(INFORMATION Opens)
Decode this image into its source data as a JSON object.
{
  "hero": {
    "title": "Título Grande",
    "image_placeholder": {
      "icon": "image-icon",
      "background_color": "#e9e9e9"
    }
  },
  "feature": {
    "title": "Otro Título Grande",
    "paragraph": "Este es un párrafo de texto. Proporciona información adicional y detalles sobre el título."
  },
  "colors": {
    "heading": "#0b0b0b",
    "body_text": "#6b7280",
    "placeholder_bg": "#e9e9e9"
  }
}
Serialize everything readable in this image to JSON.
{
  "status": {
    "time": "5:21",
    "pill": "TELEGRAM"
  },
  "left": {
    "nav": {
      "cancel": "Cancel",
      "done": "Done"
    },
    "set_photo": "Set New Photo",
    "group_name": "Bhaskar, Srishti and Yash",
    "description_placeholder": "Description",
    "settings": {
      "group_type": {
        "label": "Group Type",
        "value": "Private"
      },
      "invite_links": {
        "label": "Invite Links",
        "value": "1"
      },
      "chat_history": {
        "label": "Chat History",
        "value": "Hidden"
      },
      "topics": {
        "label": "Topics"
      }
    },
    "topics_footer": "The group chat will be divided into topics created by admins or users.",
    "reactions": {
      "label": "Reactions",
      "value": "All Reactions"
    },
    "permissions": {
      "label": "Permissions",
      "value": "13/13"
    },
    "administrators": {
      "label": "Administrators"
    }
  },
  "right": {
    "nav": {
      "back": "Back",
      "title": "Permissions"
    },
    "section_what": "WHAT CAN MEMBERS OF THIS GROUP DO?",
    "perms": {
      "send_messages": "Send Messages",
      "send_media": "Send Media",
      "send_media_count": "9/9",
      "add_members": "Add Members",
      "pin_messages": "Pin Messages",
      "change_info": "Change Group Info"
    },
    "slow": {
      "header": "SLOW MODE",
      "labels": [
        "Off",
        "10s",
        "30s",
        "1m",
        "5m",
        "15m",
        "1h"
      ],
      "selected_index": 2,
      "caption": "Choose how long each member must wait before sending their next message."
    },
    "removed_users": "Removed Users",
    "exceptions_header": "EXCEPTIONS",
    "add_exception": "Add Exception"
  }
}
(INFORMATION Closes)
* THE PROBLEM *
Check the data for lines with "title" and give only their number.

* RESPONSE TO THE TASK *
3